"So, what's the difference between 'remission' and 'redemption' again?"
Remission of sins was for sins past. The Jews' sins weren't taken away but only covered by the blood of animals. The best a Jew could do was get to Abraham's bosom. Redemption is not just for past sins, but present and future ones. Today, this can only be had by trusting in the shed blood of Jesus. Those who are redeemed bypass the no-longer relevant Abraham's bosom as eternal rest awaits in heaven.
So what should be the gospel for today?
There have been many gospels. John the Baptist had a gospel for the Jews. Peter had another gospel for the Jews at Pentecost. But the gospel for today is Paul's gospel.
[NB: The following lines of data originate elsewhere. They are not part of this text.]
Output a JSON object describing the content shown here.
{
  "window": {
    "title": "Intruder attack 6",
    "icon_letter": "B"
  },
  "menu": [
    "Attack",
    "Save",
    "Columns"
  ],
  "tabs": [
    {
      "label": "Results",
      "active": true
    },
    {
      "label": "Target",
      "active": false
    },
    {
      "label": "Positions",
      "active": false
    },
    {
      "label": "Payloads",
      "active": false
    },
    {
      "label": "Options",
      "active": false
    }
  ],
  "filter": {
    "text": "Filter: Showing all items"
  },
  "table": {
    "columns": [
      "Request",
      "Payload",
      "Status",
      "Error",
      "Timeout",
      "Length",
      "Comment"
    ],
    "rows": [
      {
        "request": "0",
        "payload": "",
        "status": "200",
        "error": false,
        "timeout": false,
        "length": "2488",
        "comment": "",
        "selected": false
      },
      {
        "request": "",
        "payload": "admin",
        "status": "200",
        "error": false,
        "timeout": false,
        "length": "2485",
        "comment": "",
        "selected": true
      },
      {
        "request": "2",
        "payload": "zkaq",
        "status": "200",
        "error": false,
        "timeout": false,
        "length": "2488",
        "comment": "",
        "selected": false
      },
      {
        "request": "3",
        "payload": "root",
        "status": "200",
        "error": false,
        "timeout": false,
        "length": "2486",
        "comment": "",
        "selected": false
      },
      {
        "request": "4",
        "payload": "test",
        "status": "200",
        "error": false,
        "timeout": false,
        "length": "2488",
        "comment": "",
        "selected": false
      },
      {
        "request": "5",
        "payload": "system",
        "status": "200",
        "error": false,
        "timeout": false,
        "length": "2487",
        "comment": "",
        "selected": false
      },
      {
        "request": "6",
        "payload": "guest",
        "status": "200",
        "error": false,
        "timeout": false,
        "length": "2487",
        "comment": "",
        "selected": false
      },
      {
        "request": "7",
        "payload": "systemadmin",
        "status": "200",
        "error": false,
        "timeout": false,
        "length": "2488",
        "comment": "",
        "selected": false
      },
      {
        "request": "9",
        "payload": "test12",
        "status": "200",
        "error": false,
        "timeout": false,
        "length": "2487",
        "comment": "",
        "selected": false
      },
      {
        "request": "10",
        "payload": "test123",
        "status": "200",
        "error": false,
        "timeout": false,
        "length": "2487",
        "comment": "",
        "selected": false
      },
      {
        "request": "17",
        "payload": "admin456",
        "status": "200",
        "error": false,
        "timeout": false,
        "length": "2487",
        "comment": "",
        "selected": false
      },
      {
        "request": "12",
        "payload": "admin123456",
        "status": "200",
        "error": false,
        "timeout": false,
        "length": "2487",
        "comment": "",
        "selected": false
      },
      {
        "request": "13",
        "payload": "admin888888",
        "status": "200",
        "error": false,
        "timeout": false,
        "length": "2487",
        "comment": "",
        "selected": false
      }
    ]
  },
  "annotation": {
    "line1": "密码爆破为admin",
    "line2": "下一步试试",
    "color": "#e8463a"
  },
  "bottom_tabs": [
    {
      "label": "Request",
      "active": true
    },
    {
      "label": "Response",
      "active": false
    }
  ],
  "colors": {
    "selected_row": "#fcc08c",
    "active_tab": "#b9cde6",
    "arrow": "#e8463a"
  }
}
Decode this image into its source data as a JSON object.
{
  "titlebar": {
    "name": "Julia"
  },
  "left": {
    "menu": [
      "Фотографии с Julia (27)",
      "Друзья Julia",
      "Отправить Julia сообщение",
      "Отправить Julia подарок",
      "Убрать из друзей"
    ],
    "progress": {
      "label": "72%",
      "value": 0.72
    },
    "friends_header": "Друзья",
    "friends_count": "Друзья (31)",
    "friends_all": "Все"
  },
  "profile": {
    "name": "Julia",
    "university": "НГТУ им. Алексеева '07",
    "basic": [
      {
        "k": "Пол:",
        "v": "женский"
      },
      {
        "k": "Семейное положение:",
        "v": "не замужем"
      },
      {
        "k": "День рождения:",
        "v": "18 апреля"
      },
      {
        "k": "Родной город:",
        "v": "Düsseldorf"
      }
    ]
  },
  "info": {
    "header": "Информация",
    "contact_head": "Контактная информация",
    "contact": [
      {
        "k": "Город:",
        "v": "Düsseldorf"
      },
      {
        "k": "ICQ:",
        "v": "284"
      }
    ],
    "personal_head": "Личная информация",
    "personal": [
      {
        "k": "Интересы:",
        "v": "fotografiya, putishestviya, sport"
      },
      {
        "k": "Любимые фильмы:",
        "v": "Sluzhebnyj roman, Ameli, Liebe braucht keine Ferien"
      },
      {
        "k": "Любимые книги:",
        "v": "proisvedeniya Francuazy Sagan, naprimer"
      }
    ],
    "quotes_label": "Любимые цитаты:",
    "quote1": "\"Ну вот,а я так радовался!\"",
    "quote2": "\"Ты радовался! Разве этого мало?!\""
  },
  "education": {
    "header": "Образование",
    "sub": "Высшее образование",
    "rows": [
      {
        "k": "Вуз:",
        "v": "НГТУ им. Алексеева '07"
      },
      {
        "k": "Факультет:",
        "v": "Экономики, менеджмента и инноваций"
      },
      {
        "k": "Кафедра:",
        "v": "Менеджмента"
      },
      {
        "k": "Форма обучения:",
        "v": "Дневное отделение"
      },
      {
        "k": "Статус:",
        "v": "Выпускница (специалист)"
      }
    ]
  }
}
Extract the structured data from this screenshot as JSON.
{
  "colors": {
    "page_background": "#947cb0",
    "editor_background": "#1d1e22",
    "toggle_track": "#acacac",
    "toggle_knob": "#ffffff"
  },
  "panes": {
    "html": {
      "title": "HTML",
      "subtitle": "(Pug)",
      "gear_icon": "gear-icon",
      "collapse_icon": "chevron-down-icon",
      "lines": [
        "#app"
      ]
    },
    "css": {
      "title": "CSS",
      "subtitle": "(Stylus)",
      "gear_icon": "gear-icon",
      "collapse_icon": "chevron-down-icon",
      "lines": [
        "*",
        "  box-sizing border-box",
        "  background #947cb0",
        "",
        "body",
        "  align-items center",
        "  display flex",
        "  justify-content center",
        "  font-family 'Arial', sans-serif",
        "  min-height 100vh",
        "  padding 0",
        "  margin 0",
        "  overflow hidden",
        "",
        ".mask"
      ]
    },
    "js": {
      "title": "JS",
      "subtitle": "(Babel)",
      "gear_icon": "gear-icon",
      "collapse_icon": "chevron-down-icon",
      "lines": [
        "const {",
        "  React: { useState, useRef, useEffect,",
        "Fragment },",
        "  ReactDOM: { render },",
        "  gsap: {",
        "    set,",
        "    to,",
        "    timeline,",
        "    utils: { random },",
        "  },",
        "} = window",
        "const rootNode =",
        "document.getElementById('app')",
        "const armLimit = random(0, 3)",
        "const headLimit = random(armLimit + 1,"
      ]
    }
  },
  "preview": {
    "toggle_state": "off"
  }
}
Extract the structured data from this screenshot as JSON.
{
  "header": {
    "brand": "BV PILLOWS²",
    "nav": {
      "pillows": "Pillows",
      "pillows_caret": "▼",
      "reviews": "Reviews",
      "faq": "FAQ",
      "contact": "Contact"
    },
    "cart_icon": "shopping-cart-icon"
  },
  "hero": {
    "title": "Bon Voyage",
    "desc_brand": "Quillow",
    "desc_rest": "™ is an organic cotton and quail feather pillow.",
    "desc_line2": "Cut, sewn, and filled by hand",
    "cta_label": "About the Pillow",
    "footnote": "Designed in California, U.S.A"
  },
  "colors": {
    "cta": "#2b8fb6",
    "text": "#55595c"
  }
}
It is not addressed to law abiding, blood sacrificing, forgiven Jews with remitted and covered sins. Paul's gospel is all men everywhere - "Believe that the shed blood of Jesus has paid your debt. All sins - past, present and future, have been paid for. Will you believe this?"
Truly, your salvation is to be found in the following verse "Believe on the Lord Jesus Christ and thou shalt be saved" (Acts 16:31). Paul's gospel eliminates the "water bit". As Paul states "For Christ sent me not to baptize, but to preach the gospel: not with wisdom of words, lest the cross of
Christ should be made of none effect."
(1 Corinthians 1:17).
Putting it simply, if you think that you must perform this water baptism work to get saved, repent and believe only on the shed blood of Jesus to take care of your debt of past, present and future sins.
Acts 2:38 was God's gospel, through Peter, to the Jews of the nation of Israel at Pentecost. It was a one-off, one-time, special formula for them only. Be warned. Trusting in performing the work of water baptism instead of the shed blood of Christ alone, for your salvation, may see you burn forever.